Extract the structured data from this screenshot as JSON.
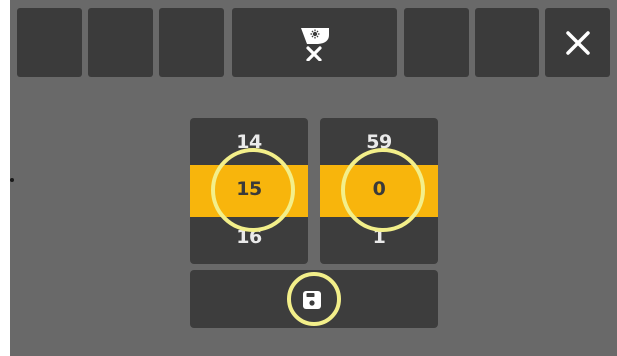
{
  "toolbar": {
    "center_icon": "wiper-off-icon",
    "close_icon": "close-icon"
  },
  "picker": {
    "hours": {
      "prev": "14",
      "current": "15",
      "next": "16"
    },
    "minutes": {
      "prev": "59",
      "current": "0",
      "next": "1"
    }
  },
  "save_icon": "save-icon",
  "colors": {
    "background": "#696969",
    "tile": "#3b3b3b",
    "accent": "#f8b50c",
    "highlight_ring": "#f3ef8a",
    "icon": "#ffffff"
  }
}
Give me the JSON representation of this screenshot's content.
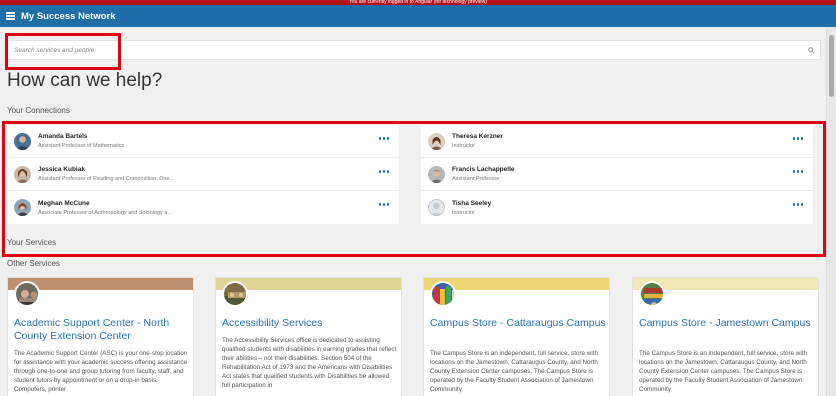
{
  "notice": "You are currently logged in to Angular (for technology preview)",
  "header": {
    "title": "My Success Network"
  },
  "search": {
    "placeholder": "Search services and people"
  },
  "help_title": "How can we help?",
  "connections": {
    "label": "Your Connections",
    "left": [
      {
        "name": "Amanda Bartels",
        "role": "Assistant Professor of Mathematics"
      },
      {
        "name": "Jessica Kubiak",
        "role": "Assistant Professor of Reading and Composition, Dire..."
      },
      {
        "name": "Meghan McCune",
        "role": "Associate Professor of Anthropology and Sociology a..."
      }
    ],
    "right": [
      {
        "name": "Theresa Kerzner",
        "role": "Instructor"
      },
      {
        "name": "Francis Lachappelle",
        "role": "Assistant Professor"
      },
      {
        "name": "Tisha Seeley",
        "role": "Instructor"
      }
    ]
  },
  "your_services": {
    "label": "Your Services"
  },
  "other_services": {
    "label": "Other Services",
    "cards": [
      {
        "title": "Academic Support Center - North County Extension Center",
        "description": "The Academic Support Center (ASC) is your one-stop location for assistance with your academic success offering assistance through one-to-one and group tutoring from faculty, staff, and student tutors by appointment or on a drop-in basis. Computers, printer",
        "band_color": "#bd9170"
      },
      {
        "title": "Accessibility Services",
        "description": "The Accessibility Services office is dedicated to assisting qualified students with disabilities in earning grades that reflect their abilities – not their disabilities. Section 504 of the Rehabilitation Act of 1973 and the Americans with Disabilities Act states that qualified students with Disabilities be allowed full participation in",
        "band_color": "#e0d396"
      },
      {
        "title": "Campus Store - Cattaraugus Campus",
        "description": "The Campus Store is an independent, full service, store with locations on the Jamestown, Cattaraugus County, and North County Extension Center campuses. The Campus Store is operated by the Faculty Student Association of Jamestown Community",
        "band_color": "#ecd676"
      },
      {
        "title": "Campus Store - Jamestown Campus",
        "description": "The Campus Store is an independent, full service, store with locations on the Jamestown, Cattaraugus County, and North County Extension Center campuses. The Campus Store is operated by the Faculty Student Association of Jamestown Community",
        "band_color": "#f1e8b5"
      }
    ]
  },
  "colors": {
    "header": "#1f6ea8",
    "highlight": "#e0000f",
    "link": "#2a73b8"
  }
}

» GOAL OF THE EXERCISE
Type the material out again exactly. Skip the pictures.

» SOLUTION
Extract the structured data from this screenshot as JSON.
{
  "toolbar": {
    "center_icon": "wiper-off-icon",
    "close_icon": "close-icon"
  },
  "picker": {
    "hours": {
      "prev": "14",
      "current": "15",
      "next": "16"
    },
    "minutes": {
      "prev": "59",
      "current": "0",
      "next": "1"
    }
  },
  "save_icon": "save-icon",
  "colors": {
    "background": "#696969",
    "tile": "#3b3b3b",
    "accent": "#f8b50c",
    "highlight_ring": "#f3ef8a",
    "icon": "#ffffff"
  }
}
Give me the JSON representation of this screenshot's content.
{
  "notice": "You are currently logged in to Angular (for technology preview)",
  "header": {
    "title": "My Success Network"
  },
  "search": {
    "placeholder": "Search services and people"
  },
  "help_title": "How can we help?",
  "connections": {
    "label": "Your Connections",
    "left": [
      {
        "name": "Amanda Bartels",
        "role": "Assistant Professor of Mathematics"
      },
      {
        "name": "Jessica Kubiak",
        "role": "Assistant Professor of Reading and Composition, Dire..."
      },
      {
        "name": "Meghan McCune",
        "role": "Associate Professor of Anthropology and Sociology a..."
      }
    ],
    "right": [
      {
        "name": "Theresa Kerzner",
        "role": "Instructor"
      },
      {
        "name": "Francis Lachappelle",
        "role": "Assistant Professor"
      },
      {
        "name": "Tisha Seeley",
        "role": "Instructor"
      }
    ]
  },
  "your_services": {
    "label": "Your Services"
  },
  "other_services": {
    "label": "Other Services",
    "cards": [
      {
        "title": "Academic Support Center - North County Extension Center",
        "description": "The Academic Support Center (ASC) is your one-stop location for assistance with your academic success offering assistance through one-to-one and group tutoring from faculty, staff, and student tutors by appointment or on a drop-in basis. Computers, printer",
        "band_color": "#bd9170"
      },
      {
        "title": "Accessibility Services",
        "description": "The Accessibility Services office is dedicated to assisting qualified students with disabilities in earning grades that reflect their abilities – not their disabilities. Section 504 of the Rehabilitation Act of 1973 and the Americans with Disabilities Act states that qualified students with Disabilities be allowed full participation in",
        "band_color": "#e0d396"
      },
      {
        "title": "Campus Store - Cattaraugus Campus",
        "description": "The Campus Store is an independent, full service, store with locations on the Jamestown, Cattaraugus County, and North County Extension Center campuses. The Campus Store is operated by the Faculty Student Association of Jamestown Community",
        "band_color": "#ecd676"
      },
      {
        "title": "Campus Store - Jamestown Campus",
        "description": "The Campus Store is an independent, full service, store with locations on the Jamestown, Cattaraugus County, and North County Extension Center campuses. The Campus Store is operated by the Faculty Student Association of Jamestown Community",
        "band_color": "#f1e8b5"
      }
    ]
  },
  "colors": {
    "header": "#1f6ea8",
    "highlight": "#e0000f",
    "link": "#2a73b8"
  }
}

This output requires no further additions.